- Opening Delimiter -

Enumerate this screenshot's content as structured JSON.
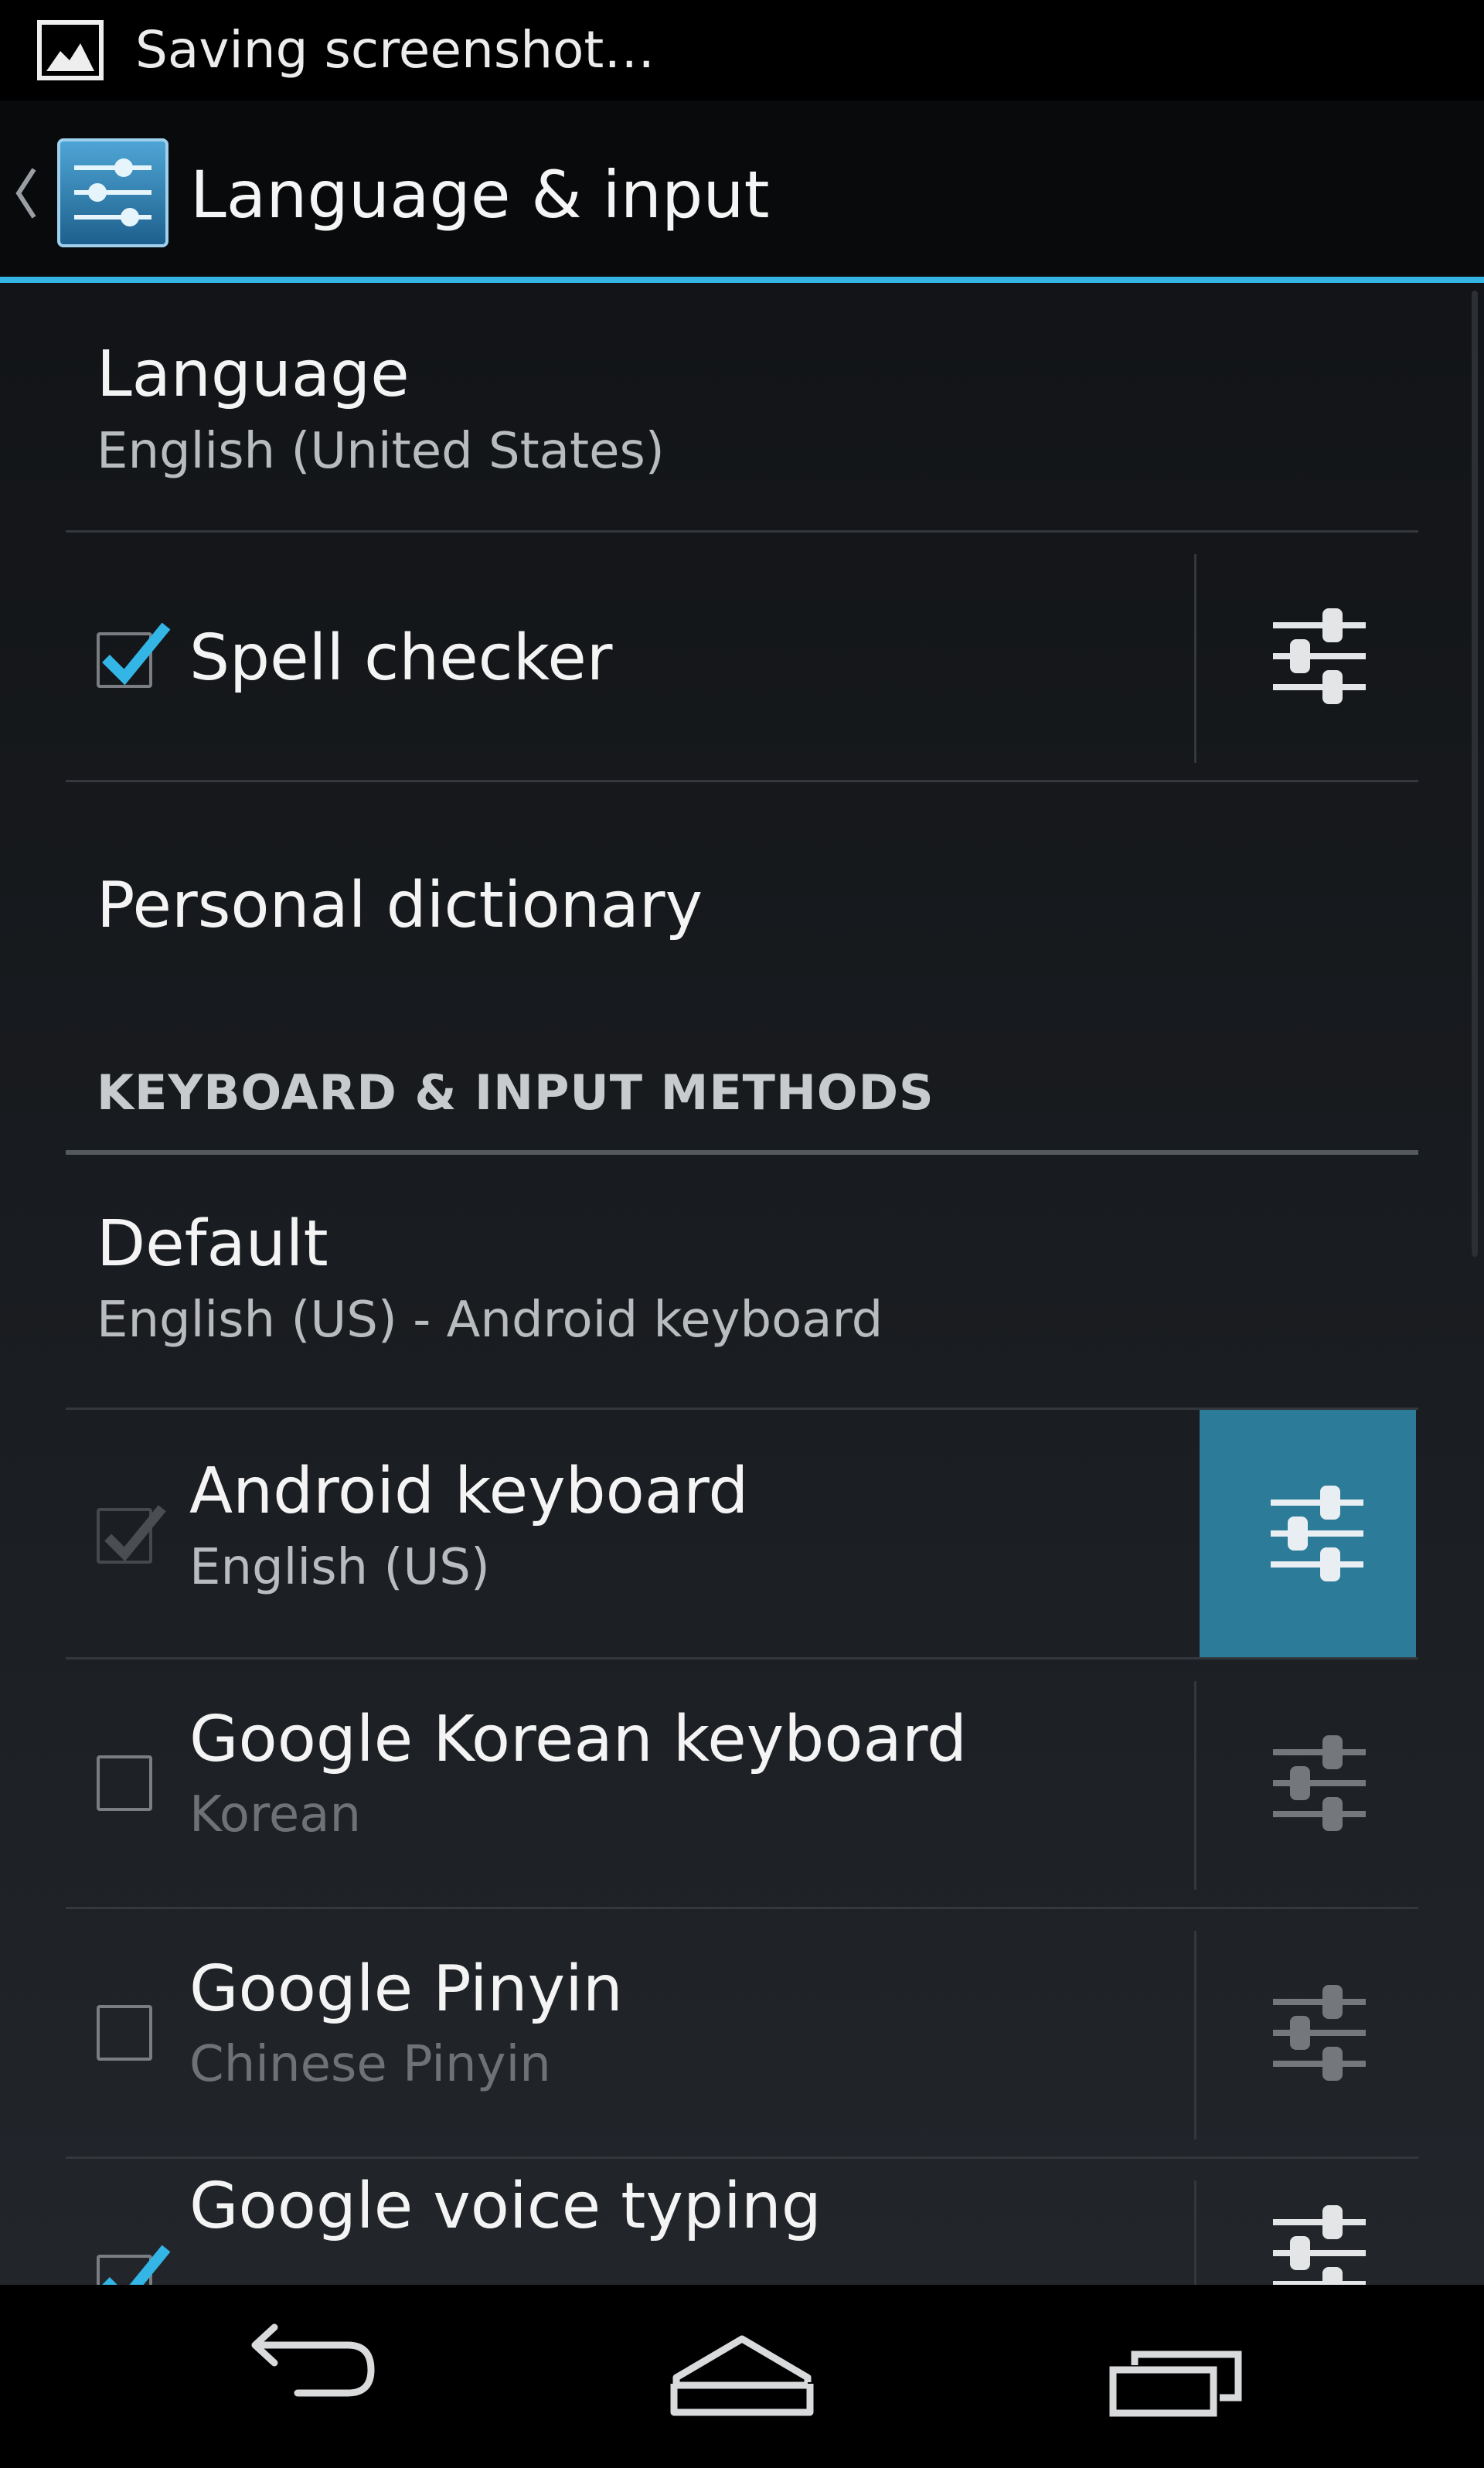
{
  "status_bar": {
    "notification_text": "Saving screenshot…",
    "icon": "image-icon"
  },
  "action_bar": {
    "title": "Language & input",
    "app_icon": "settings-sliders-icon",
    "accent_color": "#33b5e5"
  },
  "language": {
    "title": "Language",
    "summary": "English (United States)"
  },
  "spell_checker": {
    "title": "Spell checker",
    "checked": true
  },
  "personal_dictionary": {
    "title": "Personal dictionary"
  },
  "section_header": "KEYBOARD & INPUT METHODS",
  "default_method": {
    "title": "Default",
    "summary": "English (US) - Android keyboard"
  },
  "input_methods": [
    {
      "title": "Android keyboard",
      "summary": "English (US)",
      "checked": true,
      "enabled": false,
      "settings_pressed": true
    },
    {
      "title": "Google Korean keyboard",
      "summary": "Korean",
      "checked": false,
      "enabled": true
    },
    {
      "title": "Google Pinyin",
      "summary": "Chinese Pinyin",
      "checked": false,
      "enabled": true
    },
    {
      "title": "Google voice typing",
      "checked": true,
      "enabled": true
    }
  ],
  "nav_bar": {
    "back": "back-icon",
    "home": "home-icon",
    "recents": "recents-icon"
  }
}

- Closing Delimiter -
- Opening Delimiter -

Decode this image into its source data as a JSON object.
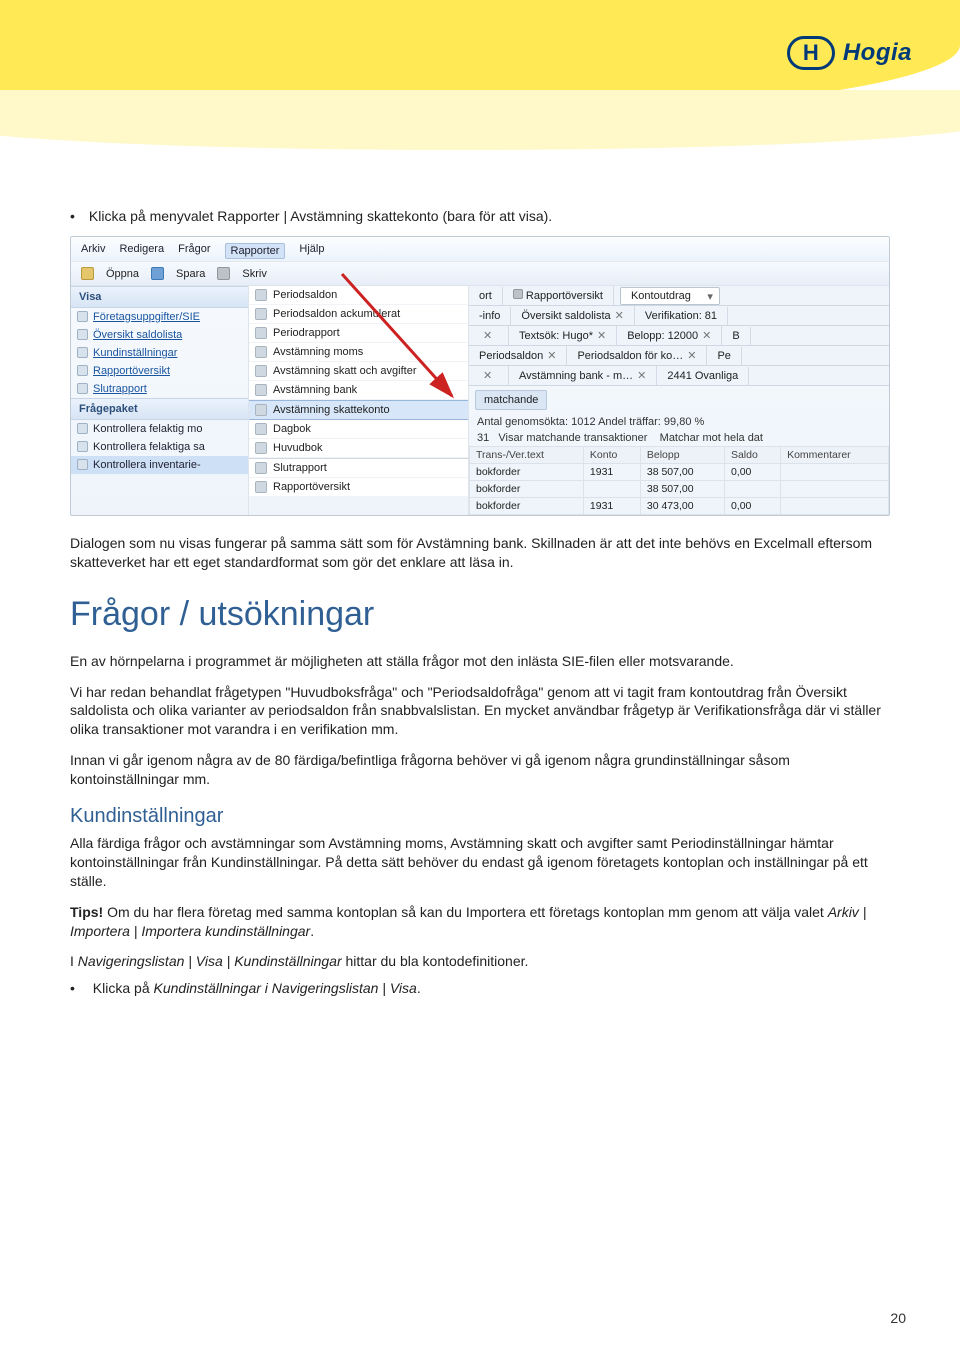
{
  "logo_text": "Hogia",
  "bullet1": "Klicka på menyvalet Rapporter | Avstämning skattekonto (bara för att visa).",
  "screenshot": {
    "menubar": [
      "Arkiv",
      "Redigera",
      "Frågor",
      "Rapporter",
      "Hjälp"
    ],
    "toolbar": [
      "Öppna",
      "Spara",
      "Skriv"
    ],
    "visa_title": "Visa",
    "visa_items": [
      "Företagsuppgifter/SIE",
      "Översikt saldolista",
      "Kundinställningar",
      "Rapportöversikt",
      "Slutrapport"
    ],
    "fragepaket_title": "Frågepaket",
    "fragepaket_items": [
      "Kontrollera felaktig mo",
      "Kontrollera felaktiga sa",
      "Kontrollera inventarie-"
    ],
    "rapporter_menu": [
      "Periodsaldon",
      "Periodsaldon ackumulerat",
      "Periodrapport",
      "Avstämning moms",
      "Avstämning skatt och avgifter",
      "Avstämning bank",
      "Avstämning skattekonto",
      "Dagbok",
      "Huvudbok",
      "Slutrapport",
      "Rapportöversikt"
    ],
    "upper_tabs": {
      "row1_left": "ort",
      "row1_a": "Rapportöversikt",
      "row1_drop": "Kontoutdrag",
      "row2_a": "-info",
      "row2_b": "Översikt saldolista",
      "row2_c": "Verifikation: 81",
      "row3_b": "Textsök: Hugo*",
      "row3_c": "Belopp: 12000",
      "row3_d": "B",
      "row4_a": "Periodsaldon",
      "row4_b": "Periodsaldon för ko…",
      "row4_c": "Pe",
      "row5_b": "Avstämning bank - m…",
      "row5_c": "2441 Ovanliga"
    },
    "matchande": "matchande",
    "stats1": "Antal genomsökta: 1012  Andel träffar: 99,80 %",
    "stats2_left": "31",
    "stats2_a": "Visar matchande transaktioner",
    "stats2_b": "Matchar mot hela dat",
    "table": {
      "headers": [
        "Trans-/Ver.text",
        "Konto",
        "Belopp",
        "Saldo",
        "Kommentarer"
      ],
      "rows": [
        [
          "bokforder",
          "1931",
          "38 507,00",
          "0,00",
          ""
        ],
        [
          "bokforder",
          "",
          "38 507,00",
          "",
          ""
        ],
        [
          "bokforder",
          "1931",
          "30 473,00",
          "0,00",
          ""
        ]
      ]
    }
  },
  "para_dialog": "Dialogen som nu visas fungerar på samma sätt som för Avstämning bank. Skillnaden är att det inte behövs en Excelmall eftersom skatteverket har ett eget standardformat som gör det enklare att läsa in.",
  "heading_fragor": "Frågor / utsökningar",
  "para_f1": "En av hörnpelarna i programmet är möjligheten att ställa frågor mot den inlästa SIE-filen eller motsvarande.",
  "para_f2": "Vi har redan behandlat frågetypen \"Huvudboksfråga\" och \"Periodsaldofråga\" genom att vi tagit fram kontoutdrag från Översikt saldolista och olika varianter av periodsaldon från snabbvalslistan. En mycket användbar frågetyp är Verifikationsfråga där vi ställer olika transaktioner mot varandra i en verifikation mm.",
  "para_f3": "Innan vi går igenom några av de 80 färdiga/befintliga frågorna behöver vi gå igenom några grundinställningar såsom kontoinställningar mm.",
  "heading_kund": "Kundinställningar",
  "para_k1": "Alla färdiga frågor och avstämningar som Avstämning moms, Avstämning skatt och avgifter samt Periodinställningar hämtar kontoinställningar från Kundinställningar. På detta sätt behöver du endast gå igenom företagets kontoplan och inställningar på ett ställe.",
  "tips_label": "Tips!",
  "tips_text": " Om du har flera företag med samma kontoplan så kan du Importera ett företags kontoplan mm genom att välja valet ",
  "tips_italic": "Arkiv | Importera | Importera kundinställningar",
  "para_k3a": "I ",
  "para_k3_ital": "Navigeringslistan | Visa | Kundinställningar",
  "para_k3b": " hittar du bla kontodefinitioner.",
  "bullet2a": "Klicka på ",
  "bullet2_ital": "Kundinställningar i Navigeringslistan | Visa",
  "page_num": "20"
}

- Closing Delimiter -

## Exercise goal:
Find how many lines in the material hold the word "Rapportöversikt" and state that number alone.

## Reply:
3